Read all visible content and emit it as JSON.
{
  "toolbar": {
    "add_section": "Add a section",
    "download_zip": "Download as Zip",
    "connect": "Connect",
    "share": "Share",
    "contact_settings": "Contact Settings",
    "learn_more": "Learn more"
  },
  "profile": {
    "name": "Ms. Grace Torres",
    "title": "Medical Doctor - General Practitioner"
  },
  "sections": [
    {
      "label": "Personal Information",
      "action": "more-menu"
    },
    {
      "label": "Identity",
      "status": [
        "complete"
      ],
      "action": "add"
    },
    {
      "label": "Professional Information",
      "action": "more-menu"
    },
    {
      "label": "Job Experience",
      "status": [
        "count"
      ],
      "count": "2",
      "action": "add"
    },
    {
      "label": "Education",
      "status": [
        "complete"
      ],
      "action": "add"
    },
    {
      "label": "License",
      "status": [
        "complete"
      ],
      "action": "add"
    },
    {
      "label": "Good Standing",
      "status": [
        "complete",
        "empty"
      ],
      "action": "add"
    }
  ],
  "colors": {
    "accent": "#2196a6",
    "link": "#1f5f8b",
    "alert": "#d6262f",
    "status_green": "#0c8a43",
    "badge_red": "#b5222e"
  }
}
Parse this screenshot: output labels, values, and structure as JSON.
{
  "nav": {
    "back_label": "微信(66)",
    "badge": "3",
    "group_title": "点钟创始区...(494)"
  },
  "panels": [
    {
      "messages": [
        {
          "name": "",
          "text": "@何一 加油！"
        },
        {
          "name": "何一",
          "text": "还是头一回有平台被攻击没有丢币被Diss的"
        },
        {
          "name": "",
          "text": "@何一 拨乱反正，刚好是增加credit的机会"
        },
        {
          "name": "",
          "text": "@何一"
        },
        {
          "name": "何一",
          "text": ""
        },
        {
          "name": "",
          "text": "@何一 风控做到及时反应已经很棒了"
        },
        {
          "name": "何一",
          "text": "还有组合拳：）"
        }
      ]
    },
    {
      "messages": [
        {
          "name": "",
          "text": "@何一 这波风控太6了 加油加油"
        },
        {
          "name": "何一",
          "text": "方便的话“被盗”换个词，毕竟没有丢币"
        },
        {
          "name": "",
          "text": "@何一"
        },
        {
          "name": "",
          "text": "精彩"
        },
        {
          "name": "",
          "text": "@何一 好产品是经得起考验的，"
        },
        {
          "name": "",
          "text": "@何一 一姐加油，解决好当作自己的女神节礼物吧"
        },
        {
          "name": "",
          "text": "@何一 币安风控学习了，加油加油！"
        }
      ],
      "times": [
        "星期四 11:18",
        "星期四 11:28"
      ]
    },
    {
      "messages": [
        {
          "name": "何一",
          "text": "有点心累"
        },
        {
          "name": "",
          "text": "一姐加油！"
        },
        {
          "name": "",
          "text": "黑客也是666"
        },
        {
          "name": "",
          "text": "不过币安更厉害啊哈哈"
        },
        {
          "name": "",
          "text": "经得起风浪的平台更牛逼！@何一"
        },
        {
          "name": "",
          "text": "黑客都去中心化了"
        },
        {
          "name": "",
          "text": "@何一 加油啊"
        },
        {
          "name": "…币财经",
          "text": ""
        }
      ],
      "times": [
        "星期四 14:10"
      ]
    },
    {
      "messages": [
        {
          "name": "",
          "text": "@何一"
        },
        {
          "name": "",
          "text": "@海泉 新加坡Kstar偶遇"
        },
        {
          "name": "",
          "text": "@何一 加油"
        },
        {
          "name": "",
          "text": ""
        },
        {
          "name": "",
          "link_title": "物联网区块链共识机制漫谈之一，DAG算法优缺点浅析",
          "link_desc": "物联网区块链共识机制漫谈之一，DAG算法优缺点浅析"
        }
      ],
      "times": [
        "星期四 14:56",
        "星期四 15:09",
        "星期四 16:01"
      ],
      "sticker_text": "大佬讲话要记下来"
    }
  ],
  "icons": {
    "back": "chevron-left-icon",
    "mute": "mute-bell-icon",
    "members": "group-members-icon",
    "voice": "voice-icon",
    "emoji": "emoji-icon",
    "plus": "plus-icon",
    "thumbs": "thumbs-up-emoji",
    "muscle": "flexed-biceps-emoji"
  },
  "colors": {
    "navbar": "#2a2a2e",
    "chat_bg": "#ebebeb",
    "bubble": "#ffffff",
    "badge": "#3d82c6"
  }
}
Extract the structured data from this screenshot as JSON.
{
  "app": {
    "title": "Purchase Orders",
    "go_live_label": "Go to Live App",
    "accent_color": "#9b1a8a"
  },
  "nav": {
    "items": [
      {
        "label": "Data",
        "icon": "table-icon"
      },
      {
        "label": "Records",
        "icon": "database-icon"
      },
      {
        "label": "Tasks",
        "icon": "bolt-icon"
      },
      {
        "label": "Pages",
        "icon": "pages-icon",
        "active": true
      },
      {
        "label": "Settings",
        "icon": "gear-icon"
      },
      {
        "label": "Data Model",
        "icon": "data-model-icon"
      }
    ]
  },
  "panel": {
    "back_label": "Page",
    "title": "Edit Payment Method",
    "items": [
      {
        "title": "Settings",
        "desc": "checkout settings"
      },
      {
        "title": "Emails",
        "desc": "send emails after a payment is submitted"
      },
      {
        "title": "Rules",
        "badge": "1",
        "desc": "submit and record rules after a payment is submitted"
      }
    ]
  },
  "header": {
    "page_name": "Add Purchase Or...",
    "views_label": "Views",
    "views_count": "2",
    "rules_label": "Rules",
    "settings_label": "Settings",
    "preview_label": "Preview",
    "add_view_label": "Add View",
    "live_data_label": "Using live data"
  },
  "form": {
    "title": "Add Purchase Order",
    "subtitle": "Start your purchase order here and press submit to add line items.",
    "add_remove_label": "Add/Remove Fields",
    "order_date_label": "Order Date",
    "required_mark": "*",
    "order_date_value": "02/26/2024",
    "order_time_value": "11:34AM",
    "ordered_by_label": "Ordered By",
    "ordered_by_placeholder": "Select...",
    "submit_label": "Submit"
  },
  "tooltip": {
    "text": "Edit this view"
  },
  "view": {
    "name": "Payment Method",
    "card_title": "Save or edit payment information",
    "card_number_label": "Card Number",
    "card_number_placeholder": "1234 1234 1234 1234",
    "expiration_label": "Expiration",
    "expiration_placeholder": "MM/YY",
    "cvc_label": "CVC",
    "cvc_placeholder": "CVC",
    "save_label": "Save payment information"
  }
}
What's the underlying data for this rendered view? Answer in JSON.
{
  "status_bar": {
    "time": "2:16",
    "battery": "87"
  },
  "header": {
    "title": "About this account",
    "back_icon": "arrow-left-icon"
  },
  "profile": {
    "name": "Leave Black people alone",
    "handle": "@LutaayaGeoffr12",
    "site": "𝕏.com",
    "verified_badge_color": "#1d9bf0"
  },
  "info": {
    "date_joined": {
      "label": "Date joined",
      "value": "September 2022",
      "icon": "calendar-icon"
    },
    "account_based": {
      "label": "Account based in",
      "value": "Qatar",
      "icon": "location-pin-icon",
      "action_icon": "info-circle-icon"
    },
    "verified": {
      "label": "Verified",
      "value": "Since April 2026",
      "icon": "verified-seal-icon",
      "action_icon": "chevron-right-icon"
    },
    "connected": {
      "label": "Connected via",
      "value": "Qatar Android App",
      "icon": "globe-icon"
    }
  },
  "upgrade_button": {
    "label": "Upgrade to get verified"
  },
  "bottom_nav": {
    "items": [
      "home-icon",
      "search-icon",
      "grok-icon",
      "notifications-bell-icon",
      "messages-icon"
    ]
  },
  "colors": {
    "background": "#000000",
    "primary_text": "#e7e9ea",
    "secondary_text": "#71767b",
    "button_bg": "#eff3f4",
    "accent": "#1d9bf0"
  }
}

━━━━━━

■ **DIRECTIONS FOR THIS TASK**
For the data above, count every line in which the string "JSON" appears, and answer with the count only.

■ **WRITTEN SOLUTION**
4